=== Begin Enclosure ===

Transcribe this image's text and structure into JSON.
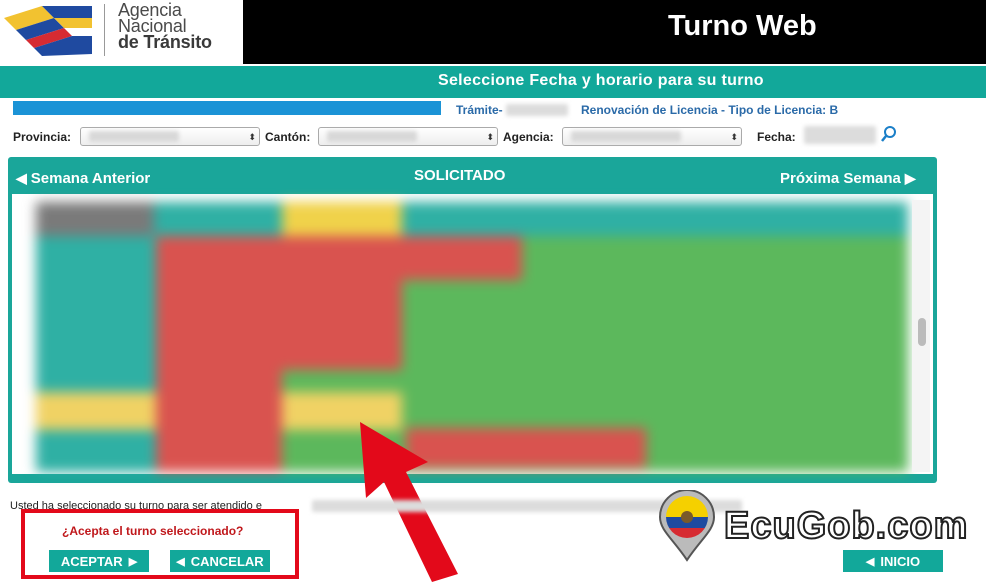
{
  "header": {
    "brand_lines": [
      "Agencia",
      "Nacional",
      "de Tránsito"
    ],
    "app_title": "Turno Web"
  },
  "step_title": "Seleccione Fecha y horario para su turno",
  "tramite": {
    "label": "Trámite-",
    "description": "Renovación de Licencia - Tipo de Licencia: B"
  },
  "filters": {
    "provincia_label": "Provincia:",
    "canton_label": "Cantón:",
    "agencia_label": "Agencia:",
    "fecha_label": "Fecha:"
  },
  "calendar": {
    "prev_label": "Semana Anterior",
    "status_label": "SOLICITADO",
    "next_label": "Próxima Semana"
  },
  "selection_text": "Usted ha seleccionado su turno para ser atendido e",
  "confirm": {
    "question": "¿Acepta el turno seleccionado?",
    "accept_label": "ACEPTAR",
    "cancel_label": "CANCELAR"
  },
  "inicio_label": "INICIO",
  "watermark_text": "EcuGob.com",
  "colors": {
    "teal": "#12a89a",
    "red_highlight": "#e3091a",
    "slot_available": "#5cb85c",
    "slot_taken": "#d9534f",
    "slot_pending": "#f0d264"
  }
}
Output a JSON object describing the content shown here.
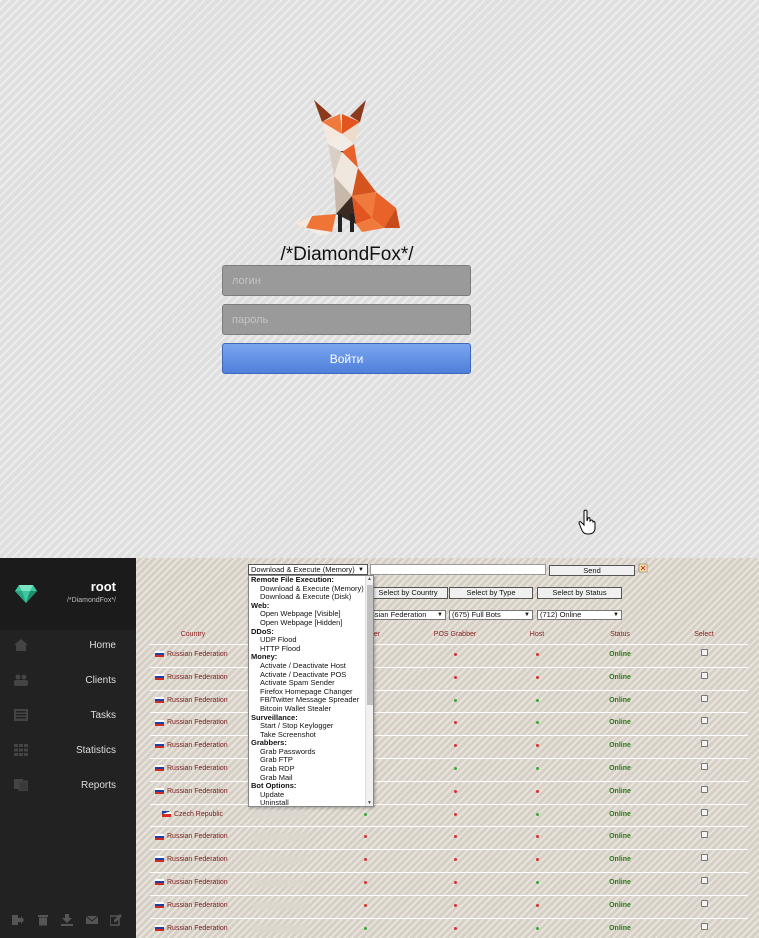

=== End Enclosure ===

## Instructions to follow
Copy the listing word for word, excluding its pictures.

## Answer
Transcribe this image's text and structure into JSON.
{
  "header": {
    "brand_lines": [
      "Agencia",
      "Nacional",
      "de Tránsito"
    ],
    "app_title": "Turno Web"
  },
  "step_title": "Seleccione Fecha y horario para su turno",
  "tramite": {
    "label": "Trámite-",
    "description": "Renovación de Licencia - Tipo de Licencia: B"
  },
  "filters": {
    "provincia_label": "Provincia:",
    "canton_label": "Cantón:",
    "agencia_label": "Agencia:",
    "fecha_label": "Fecha:"
  },
  "calendar": {
    "prev_label": "Semana Anterior",
    "status_label": "SOLICITADO",
    "next_label": "Próxima Semana"
  },
  "selection_text": "Usted ha seleccionado su turno para ser atendido e",
  "confirm": {
    "question": "¿Acepta el turno seleccionado?",
    "accept_label": "ACEPTAR",
    "cancel_label": "CANCELAR"
  },
  "inicio_label": "INICIO",
  "watermark_text": "EcuGob.com",
  "colors": {
    "teal": "#12a89a",
    "red_highlight": "#e3091a",
    "slot_available": "#5cb85c",
    "slot_taken": "#d9534f",
    "slot_pending": "#f0d264"
  }
}
Output a JSON object describing the content shown here.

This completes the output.